"More food!" says the vet. "Give that dog even more food!" His food dish is already loaded high twice a day, higher than it ever has been before, way higher than poor Riley's, who finishes his breakfast in about six seconds and then looks mournfully in Boscoe's direction. Boscoe is King Henry VIII, leaning over his bowl and chewing away forever, wiping his greasy paws on his ermine cape.
But he's losing weight. He's been losing weight fairly steadily since being diagnosed with diabetes last May, when we were in Ireland.
He had another day-long glucose curve test on Tuesday, as we continue to try to figure out the proper amount of insulin he needs. He did great on five units for the whole summer, and I thought, diabetes, no problem!
But then in late September he started stumbling, and drinking lots of water, and we upped his dosage to six units of insulin twice a day. That did the trick for a mere three weeks, and then he started drinking gallons of water and peed all over the much-abused red rug in our front hallway, the same red rug that he peed all over in May and alarmed the pet-sitter.
So last week Dr. J. told us to up the dosage again, this time to seven units.
He did fine for a only few days before defiling the hall rug again, and so on Tuesday he went in for another test. We'll find out the results on Wednesday, though midday reports on Tuesday said he's doing pretty well and we'll likely bump him up to eight units of insulin. But he's skinny! He's so damn skinny! He's lost two pounds in the last three weeks, which would be great if he were, say, my size, but being his size he has no pounds to spare.
He's down to 42.2 pounds, the least he's ever weighed as an adult dog and a full ten pounds less than at his most robust.
So--more food. The trick is getting him enough calories while still giving him only high-fiber, low-fat food to control his diabetes. So no meatloaf. No spaghetti or pizza. No ice cream. No chocolate malts or birthday cake or lemon meringue pie or grilled steak or pie pie pie. No pulled-pork sandwiches, or deep-fried cream-cheese-filled wontons, or mini-donuts or potato chips straight from the greasy bag. No waffles. No butter. No strawberry jam.
Just more of the cardboard-brown, high-fiber, low-fat W/D Prescription Food. We'll supplement it with a little boiled chicken. To be honest, I'm not sure he can eat much more. But he's going to have to. Poor old guy is wasting away before our very eyes.
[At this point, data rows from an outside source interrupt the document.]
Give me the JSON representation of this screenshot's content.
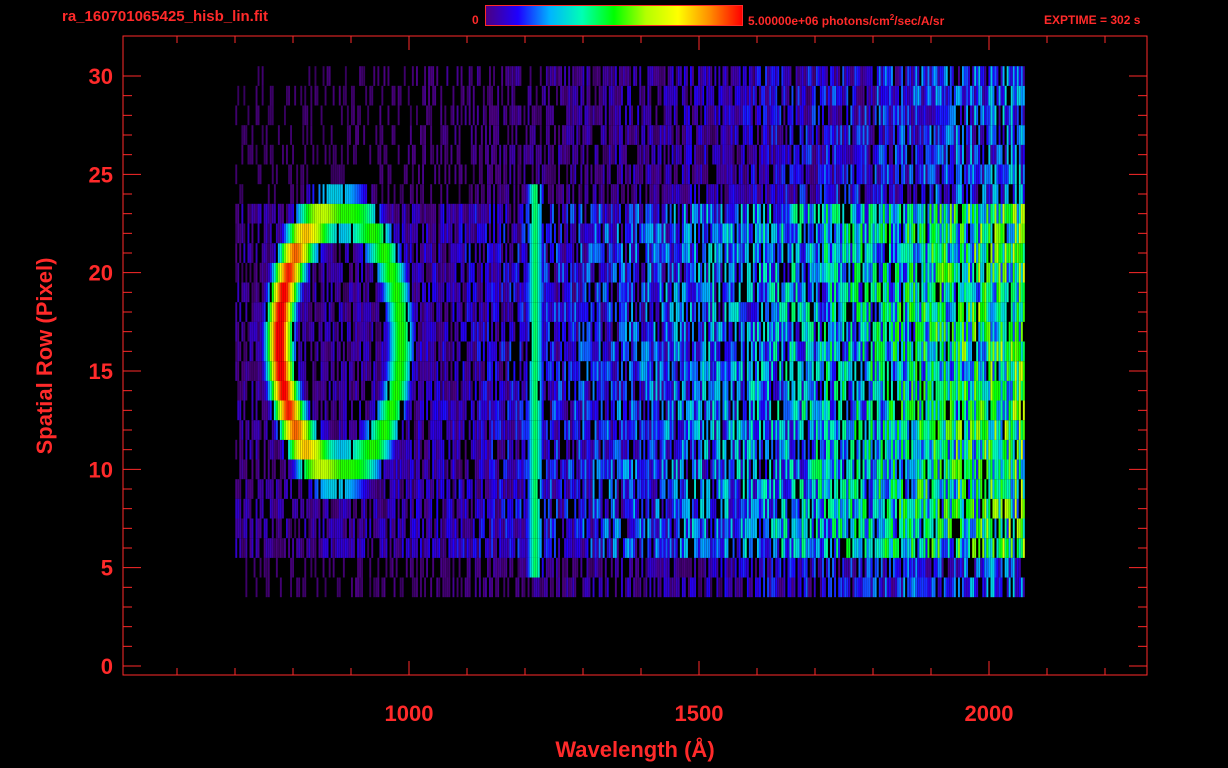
{
  "header": {
    "filename": "ra_160701065425_hisb_lin.fit",
    "colorbar_min": "0",
    "colorbar_max": "5.00000e+06",
    "units_pre": "photons/cm",
    "units_sup": "2",
    "units_post": "/sec/A/sr",
    "exptime": "EXPTIME = 302 s"
  },
  "colors": {
    "text": "#ff2a2a",
    "axes": "#ff2a2a",
    "background": "#000000",
    "colormap": [
      "#000000",
      "#4b0082",
      "#1e00ff",
      "#00b4ff",
      "#00ffb4",
      "#00ff00",
      "#b4ff00",
      "#ffff00",
      "#ff8c00",
      "#ff0000"
    ]
  },
  "chart_data": {
    "type": "heatmap",
    "title": "ra_160701065425_hisb_lin.fit",
    "xlabel": "Wavelength (Å)",
    "ylabel": "Spatial Row (Pixel)",
    "xlim": [
      905,
      2245
    ],
    "ylim": [
      0,
      30
    ],
    "xticks": [
      1000,
      1500,
      2000
    ],
    "yticks": [
      0,
      5,
      10,
      15,
      20,
      25,
      30
    ],
    "colorbar_range": [
      0,
      5000000
    ],
    "colorbar_units": "photons/cm^2/sec/A/sr",
    "features": [
      {
        "name": "ring",
        "wavelength_center": 880,
        "row_center": 16.5,
        "note": "bright elliptical emission, peak on left side"
      },
      {
        "name": "line",
        "wavelength": 1216,
        "row_range": [
          5,
          24
        ]
      },
      {
        "name": "continuum",
        "wavelength_range": [
          1250,
          2060
        ],
        "row_range": [
          6,
          23
        ],
        "rising_to_red": true
      }
    ]
  }
}
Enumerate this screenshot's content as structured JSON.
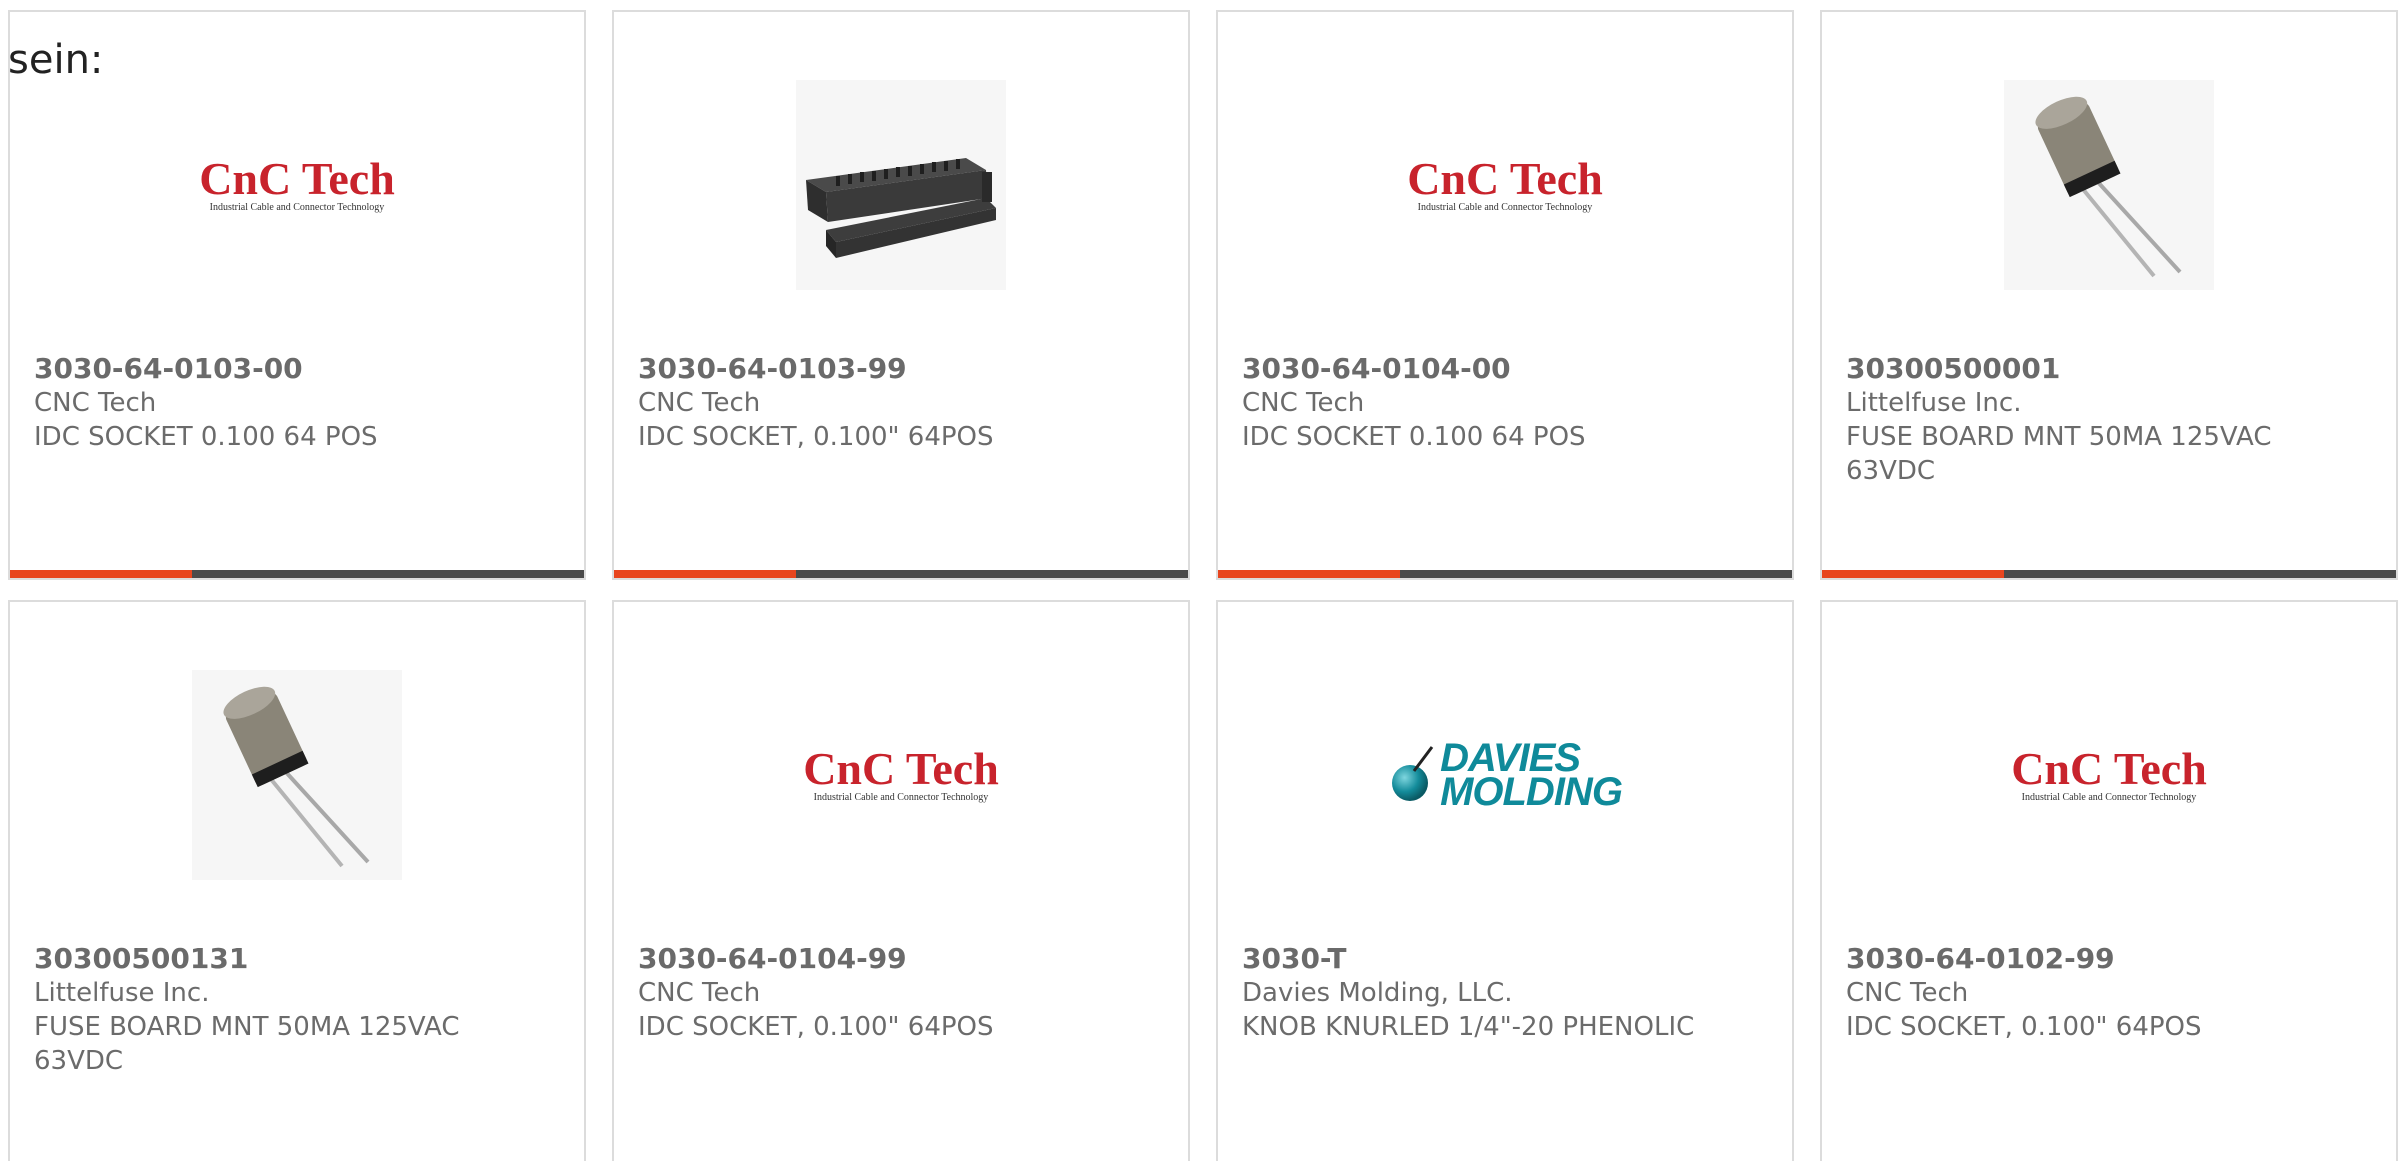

He's still a sweetie, though. The first thing Dr. J said, when I called, was, "He gave me a big smooch on the nose. He's a crazy old dog!" And that he is. Above is a picture of said Crazy Old Dog, back when he was a Crazy Young Puppy fourteen years ago.
The second half of "Music Lessons" is on its way. Thanks for your patience....